Candidates see Iran nuclear threat
WASHINGTON (Reuters) - U.S. presidential candidates agree Iran should not be allowed to acquire nuclear weapons but at this point in the 2008 campaign, their prescriptions for preventing such an outcome are vague.
Dealing with Iran -- its nuclear ambitions, its involvement in Iraq and its opposition to Israeli-Palestinian peace efforts -- commands a lot of President George W. Bush's attention.
But he is not likely to resolve the conflicts before leaving office in January 2009, so Iran is expected to be among the more difficult foreign policy challenges inherited by his successor, U.S. officials and experts say.
"Allowing Iran, a radical theocracy that supports terrorism and openly threatens its neighbors, to acquire nuclear weapons is a risk we cannot take," Democratic Sen. Barack Obama of Illinois said in a letter to the Israel Project, a pro-Israel group that educates the public about Israel and advocates an end to investment in Iran.
Obama's tough line on Iran was largely echoed in other letters from seven other candidates, including Sen. Hillary Clinton of New York and former Sen. John Edwards of North Carolina, both Democrats.
Two Republican candidates -- former Massachusetts Gov. Mitt Romney and Sen. Sam Brownback of Kansas -- stressed, as Bush has done, that the military option must remain on the table.
All were asked by the Israel Project to discuss their views and endorse a petition signed on-line by more than 75,000 people telling the United Nations Security Council "Iran must be stopped now -- before it develops a nuclear bomb."
Tehran, which insists its nuclear program is entirely peaceful, has defied a Security Council demand to halt its uranium enrichment program, resulting in two sets of sanctions. A third sanctions resolution is under consideration.

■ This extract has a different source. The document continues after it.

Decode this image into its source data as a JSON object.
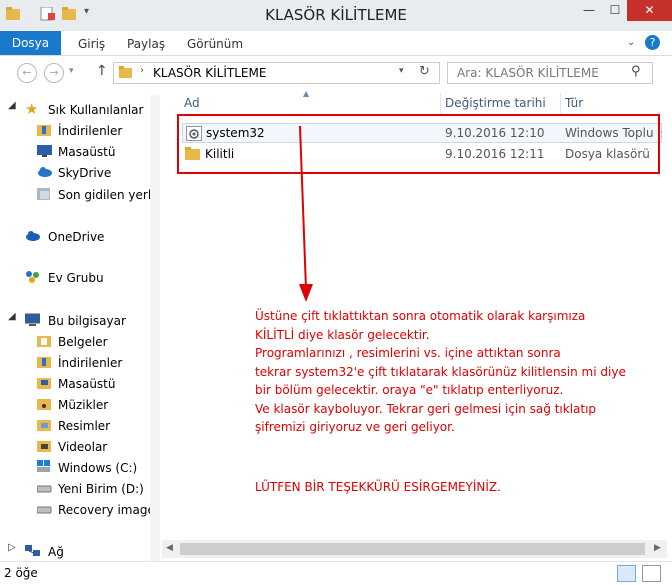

Only three candidates -- Obama, Brownback and Romney -- at this point supported the project's effort to persuade state pension funds and others to withdraw investments from companies invested in Iran's oil and gas industry.
Obama praised Florida, Illinois and California for taking the lead on divestment and said he would work to pass this year a new law he is sponsoring to make divestment easier.

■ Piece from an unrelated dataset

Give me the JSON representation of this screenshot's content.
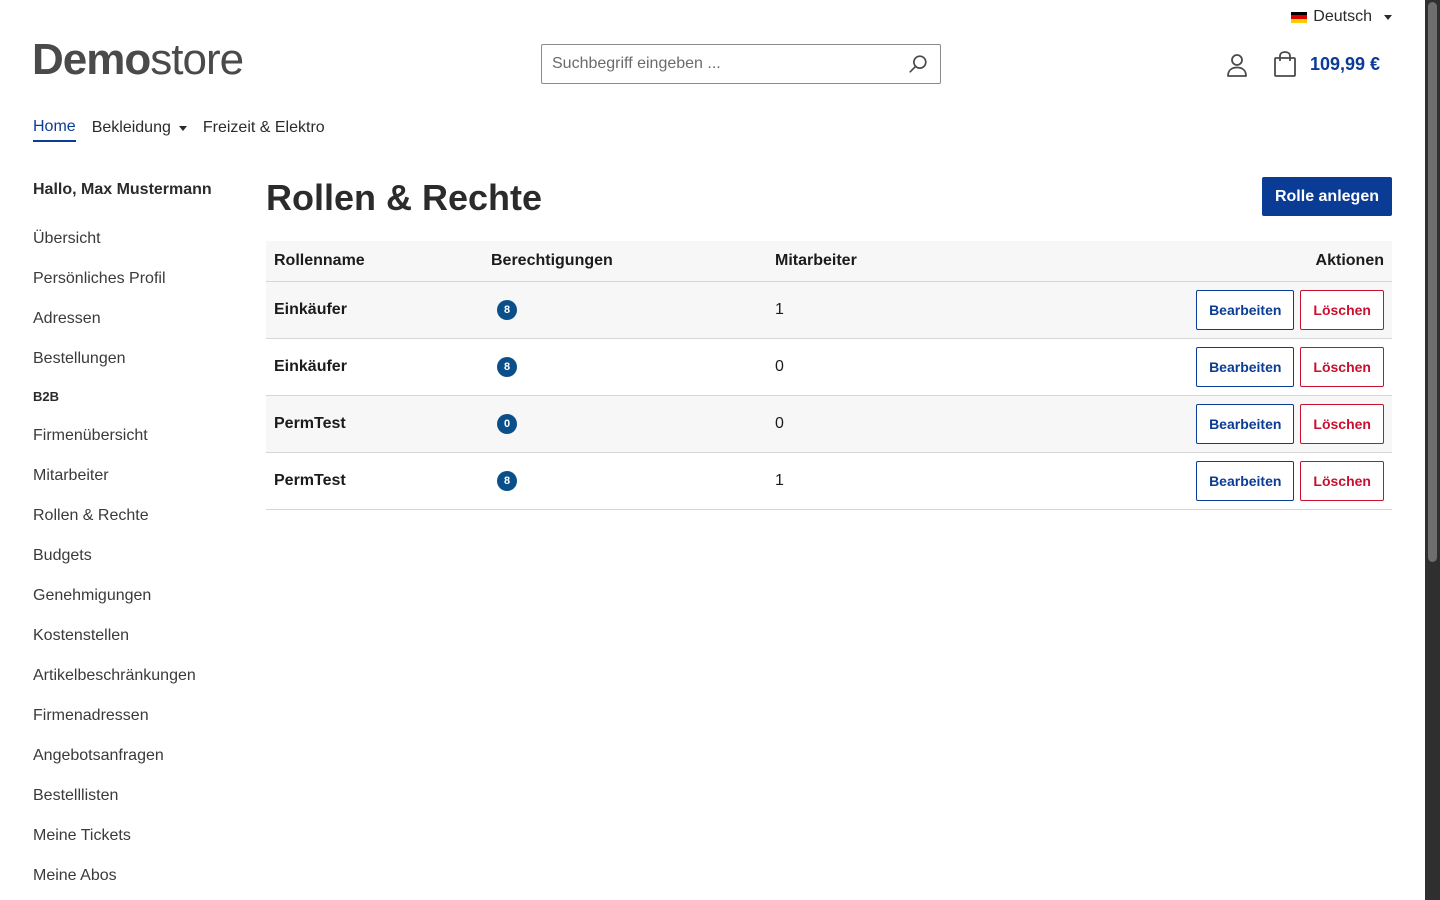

Romney outlined a five-point strategy including tightening sanctions, denying Iran access to the international financial system and indicting Iranian President Mahmoud Ahmadinejad for "incitement to genocide" against Israel.
The United States should "isolate Iran diplomatically" but also "keep communication channels open," Romney advised.
Edwards offered to negotiate directly with Iranian leaders who meet criteria like recognition of Israel, but also promised "new" targeted sanctions for U.S. and foreign companies against Tehran, which he did not define.
He also proposed enticing Iran into compliance with U.N. demands through incentives like offering increased refinery capacity, modification of the U.S. trade embargo, membership in multinational organizations and creation of a fuel bank.
Clinton urged enforcement of "meaningful, tough economic sanctions" on Iran and noted her sponsorship of legislation that would prevent international corporations from evading sanctions through foreign subsidiaries.
During a televised debate on Monday, Obama stressed the need to engage the leaders of Iran, North Korea and other states Bush has kept at arms' length. He said he would meet them without preconditions during his first year as president.
Clinton promised to pursue diplomacy vigorously but rejected meeting these leaders until the way had been cleared by high-level envoys. "I don't want to be used for propaganda purposes. I don't want to make a situation even worse," she said. Edwards endorsed her comments.
In the Israel Project responses, another Democrat, Sen. Chris Dodd of Connecticut, said U.S. sanctions are not enough, so the international community must enforce U.N. sanctions, including a resolution calling for disarming Hezbollah, an Islamic militant group Washington says is armed and financed by Iran.
Democratic Sen. Joseph Biden of Delaware, chairman of the Senate Foreign Relations Committee, said the issue of Iran's nuclear ambitions "demands urgent and decisive action," but gave no details. Neither did former Arkansas Gov. Mike Huckabee, a Republican who called Iran an "unacceptable threat" and urged it to halt enrichment and support for terrorism.